• EXERCISE: Reply solely with the number of lines, in the records underneath, that include the word "Juan".

• DATA TO USE:
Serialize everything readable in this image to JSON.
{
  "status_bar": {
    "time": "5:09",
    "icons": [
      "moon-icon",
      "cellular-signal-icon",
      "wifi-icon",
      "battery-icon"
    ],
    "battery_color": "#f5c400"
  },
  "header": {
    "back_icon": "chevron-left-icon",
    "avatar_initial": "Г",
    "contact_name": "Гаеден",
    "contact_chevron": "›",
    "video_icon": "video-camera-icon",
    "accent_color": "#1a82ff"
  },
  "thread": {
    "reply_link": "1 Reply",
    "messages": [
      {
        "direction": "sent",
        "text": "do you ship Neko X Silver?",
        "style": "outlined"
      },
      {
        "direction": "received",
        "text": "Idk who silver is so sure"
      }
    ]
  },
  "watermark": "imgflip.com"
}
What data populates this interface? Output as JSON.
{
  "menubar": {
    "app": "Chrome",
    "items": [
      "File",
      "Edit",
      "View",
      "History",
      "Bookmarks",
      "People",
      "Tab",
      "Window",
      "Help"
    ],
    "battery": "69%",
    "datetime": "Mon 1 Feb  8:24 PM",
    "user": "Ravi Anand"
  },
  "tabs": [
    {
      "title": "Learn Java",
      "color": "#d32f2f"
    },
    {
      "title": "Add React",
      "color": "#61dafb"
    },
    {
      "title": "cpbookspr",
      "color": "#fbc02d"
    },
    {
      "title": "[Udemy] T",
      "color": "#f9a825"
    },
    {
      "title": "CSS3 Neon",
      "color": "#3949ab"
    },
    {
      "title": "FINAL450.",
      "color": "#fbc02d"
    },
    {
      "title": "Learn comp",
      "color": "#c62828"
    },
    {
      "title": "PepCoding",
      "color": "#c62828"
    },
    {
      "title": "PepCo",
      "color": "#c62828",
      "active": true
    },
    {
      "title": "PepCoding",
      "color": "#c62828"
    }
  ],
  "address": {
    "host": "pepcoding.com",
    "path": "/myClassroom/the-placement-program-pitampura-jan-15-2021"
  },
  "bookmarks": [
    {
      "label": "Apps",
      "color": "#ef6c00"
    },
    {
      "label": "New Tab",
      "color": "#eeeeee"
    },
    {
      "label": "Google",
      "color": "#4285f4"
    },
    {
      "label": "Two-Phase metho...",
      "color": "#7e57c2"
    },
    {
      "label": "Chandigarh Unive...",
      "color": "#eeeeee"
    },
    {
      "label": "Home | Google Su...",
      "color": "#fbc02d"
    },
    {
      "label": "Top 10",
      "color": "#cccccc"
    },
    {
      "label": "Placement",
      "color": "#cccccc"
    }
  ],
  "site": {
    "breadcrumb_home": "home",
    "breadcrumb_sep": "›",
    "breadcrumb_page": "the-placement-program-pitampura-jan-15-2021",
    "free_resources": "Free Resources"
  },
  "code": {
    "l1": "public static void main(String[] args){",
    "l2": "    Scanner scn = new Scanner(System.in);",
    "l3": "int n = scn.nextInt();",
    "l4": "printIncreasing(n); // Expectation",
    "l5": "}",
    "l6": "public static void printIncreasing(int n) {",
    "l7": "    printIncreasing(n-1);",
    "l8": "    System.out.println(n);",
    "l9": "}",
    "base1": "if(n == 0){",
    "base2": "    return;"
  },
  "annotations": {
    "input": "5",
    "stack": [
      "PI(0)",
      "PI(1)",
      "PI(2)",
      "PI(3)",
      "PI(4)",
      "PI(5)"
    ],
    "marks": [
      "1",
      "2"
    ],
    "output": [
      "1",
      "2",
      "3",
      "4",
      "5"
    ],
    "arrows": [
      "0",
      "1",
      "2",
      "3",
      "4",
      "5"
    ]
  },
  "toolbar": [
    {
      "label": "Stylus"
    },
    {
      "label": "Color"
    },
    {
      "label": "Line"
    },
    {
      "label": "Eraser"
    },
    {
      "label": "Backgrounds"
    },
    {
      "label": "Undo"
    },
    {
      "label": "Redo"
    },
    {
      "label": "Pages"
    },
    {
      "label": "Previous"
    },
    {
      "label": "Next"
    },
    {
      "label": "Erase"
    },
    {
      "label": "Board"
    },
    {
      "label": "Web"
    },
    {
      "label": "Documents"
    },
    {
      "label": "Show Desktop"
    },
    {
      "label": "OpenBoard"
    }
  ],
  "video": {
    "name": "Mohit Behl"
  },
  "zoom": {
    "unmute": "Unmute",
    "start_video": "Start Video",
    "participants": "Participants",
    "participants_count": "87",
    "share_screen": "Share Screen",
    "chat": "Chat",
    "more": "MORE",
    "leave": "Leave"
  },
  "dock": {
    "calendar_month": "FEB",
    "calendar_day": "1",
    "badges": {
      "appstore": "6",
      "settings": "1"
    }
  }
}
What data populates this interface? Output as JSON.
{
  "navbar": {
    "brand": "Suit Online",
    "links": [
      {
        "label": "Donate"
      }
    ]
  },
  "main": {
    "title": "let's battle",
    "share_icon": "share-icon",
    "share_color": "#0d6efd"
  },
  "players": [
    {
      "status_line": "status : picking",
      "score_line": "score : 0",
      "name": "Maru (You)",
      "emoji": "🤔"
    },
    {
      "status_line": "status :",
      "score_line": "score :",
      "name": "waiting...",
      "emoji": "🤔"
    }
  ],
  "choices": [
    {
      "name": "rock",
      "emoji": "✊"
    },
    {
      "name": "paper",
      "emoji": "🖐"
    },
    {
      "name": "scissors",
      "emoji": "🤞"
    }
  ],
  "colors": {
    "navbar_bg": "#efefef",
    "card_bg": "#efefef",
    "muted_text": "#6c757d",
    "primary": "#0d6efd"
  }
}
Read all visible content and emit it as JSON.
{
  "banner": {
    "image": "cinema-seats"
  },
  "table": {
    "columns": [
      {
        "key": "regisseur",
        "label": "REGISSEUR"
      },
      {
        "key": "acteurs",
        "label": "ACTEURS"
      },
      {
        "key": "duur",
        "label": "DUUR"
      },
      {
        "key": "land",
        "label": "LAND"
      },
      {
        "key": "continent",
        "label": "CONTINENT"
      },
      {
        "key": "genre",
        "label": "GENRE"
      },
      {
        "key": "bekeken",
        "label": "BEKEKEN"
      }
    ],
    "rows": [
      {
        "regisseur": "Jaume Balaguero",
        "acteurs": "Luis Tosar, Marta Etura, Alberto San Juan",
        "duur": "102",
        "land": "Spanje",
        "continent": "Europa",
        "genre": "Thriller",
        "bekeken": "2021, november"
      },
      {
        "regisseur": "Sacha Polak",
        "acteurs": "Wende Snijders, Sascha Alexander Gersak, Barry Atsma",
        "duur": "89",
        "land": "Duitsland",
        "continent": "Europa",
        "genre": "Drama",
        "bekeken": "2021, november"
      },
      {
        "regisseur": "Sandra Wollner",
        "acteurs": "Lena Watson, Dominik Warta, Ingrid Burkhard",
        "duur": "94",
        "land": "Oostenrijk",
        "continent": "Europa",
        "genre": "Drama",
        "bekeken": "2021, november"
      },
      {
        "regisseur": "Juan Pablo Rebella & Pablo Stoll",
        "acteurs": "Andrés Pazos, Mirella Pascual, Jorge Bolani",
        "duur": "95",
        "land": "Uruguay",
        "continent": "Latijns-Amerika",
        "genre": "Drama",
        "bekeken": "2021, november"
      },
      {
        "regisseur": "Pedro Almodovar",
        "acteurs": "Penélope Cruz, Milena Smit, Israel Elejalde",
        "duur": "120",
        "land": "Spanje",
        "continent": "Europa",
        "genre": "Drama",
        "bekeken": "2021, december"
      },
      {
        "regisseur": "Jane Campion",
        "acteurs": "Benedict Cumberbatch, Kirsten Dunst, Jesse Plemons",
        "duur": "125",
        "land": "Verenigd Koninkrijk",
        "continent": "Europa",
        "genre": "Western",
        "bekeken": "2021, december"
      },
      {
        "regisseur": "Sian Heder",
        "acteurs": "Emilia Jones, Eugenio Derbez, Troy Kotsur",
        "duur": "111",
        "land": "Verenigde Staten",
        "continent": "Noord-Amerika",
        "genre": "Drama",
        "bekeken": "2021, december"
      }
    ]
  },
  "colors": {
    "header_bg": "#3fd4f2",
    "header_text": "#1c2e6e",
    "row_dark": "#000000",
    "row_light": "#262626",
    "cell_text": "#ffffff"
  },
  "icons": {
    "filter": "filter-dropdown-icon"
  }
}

• ANSWER SECTION: 2